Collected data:

━━━━━━━━━━━━━━━━━━━━

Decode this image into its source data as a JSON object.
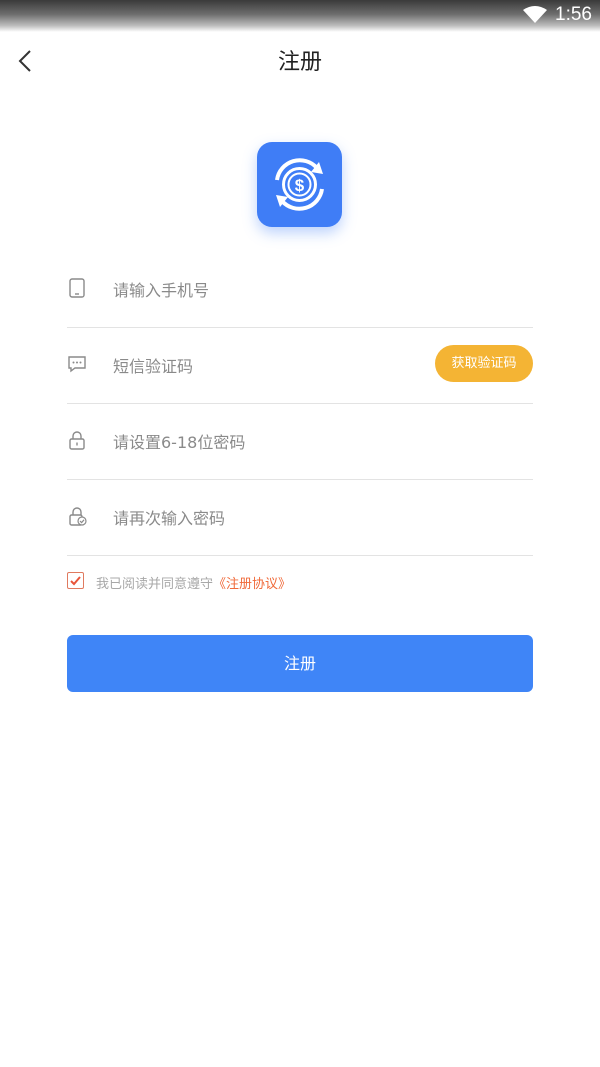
{
  "status_bar": {
    "time": "1:56",
    "wifi_icon": "wifi-icon"
  },
  "header": {
    "title": "注册",
    "back_icon": "chevron-left-icon"
  },
  "logo": {
    "icon": "dollar-refresh-icon",
    "color": "#3f7df6"
  },
  "form": {
    "phone": {
      "placeholder": "请输入手机号",
      "value": "",
      "icon": "phone-icon"
    },
    "sms_code": {
      "placeholder": "短信验证码",
      "value": "",
      "icon": "message-icon",
      "button_label": "获取验证码"
    },
    "password": {
      "placeholder": "请设置6-18位密码",
      "value": "",
      "icon": "lock-icon"
    },
    "confirm_password": {
      "placeholder": "请再次输入密码",
      "value": "",
      "icon": "lock-check-icon"
    }
  },
  "agreement": {
    "checked": true,
    "text": "我已阅读并同意遵守",
    "link_text": "《注册协议》"
  },
  "submit": {
    "label": "注册"
  },
  "colors": {
    "primary": "#3f85f7",
    "sms_button": "#f4b434",
    "link": "#f06a3a"
  }
}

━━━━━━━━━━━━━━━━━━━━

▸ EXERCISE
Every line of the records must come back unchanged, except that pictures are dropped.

▸ EXERCISE RESPONSE
Decode this image into its source data as a JSON object.
{
  "status_bar": {
    "time": "1:56",
    "wifi_icon": "wifi-icon"
  },
  "header": {
    "title": "注册",
    "back_icon": "chevron-left-icon"
  },
  "logo": {
    "icon": "dollar-refresh-icon",
    "color": "#3f7df6"
  },
  "form": {
    "phone": {
      "placeholder": "请输入手机号",
      "value": "",
      "icon": "phone-icon"
    },
    "sms_code": {
      "placeholder": "短信验证码",
      "value": "",
      "icon": "message-icon",
      "button_label": "获取验证码"
    },
    "password": {
      "placeholder": "请设置6-18位密码",
      "value": "",
      "icon": "lock-icon"
    },
    "confirm_password": {
      "placeholder": "请再次输入密码",
      "value": "",
      "icon": "lock-check-icon"
    }
  },
  "agreement": {
    "checked": true,
    "text": "我已阅读并同意遵守",
    "link_text": "《注册协议》"
  },
  "submit": {
    "label": "注册"
  },
  "colors": {
    "primary": "#3f85f7",
    "sms_button": "#f4b434",
    "link": "#f06a3a"
  }
}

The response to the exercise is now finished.